◆ **Exercise goal**: An exact copy of all entries is required.

◆ **Information shown**:
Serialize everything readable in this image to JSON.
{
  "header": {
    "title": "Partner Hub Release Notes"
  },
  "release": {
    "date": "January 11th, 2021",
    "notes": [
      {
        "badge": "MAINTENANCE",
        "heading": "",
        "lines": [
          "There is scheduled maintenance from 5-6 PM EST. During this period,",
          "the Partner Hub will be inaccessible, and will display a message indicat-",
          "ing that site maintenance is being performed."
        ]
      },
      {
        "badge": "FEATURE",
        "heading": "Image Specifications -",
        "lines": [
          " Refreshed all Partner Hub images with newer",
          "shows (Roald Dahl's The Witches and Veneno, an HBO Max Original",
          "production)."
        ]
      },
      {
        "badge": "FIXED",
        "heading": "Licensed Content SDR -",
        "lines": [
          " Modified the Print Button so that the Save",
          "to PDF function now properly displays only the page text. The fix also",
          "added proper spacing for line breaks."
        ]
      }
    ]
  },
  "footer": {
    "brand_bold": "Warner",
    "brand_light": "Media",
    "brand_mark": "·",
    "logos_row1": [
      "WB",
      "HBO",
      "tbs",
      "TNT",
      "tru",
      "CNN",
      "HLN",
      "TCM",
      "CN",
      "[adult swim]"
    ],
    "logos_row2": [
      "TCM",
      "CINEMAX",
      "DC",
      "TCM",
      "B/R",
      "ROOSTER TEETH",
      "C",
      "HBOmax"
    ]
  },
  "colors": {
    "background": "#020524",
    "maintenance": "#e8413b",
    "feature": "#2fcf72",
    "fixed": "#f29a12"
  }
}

◆ **Response to the task**:
Serialize everything readable in this image to JSON.
{
  "header": {
    "title": "Partner Hub Release Notes"
  },
  "release": {
    "date": "January 11th, 2021",
    "notes": [
      {
        "badge": "MAINTENANCE",
        "heading": "",
        "lines": [
          "There is scheduled maintenance from 5-6 PM EST. During this period,",
          "the Partner Hub will be inaccessible, and will display a message indicat-",
          "ing that site maintenance is being performed."
        ]
      },
      {
        "badge": "FEATURE",
        "heading": "Image Specifications -",
        "lines": [
          " Refreshed all Partner Hub images with newer",
          "shows (Roald Dahl's The Witches and Veneno, an HBO Max Original",
          "production)."
        ]
      },
      {
        "badge": "FIXED",
        "heading": "Licensed Content SDR -",
        "lines": [
          " Modified the Print Button so that the Save",
          "to PDF function now properly displays only the page text. The fix also",
          "added proper spacing for line breaks."
        ]
      }
    ]
  },
  "footer": {
    "brand_bold": "Warner",
    "brand_light": "Media",
    "brand_mark": "·",
    "logos_row1": [
      "WB",
      "HBO",
      "tbs",
      "TNT",
      "tru",
      "CNN",
      "HLN",
      "TCM",
      "CN",
      "[adult swim]"
    ],
    "logos_row2": [
      "TCM",
      "CINEMAX",
      "DC",
      "TCM",
      "B/R",
      "ROOSTER TEETH",
      "C",
      "HBOmax"
    ]
  },
  "colors": {
    "background": "#020524",
    "maintenance": "#e8413b",
    "feature": "#2fcf72",
    "fixed": "#f29a12"
  }
}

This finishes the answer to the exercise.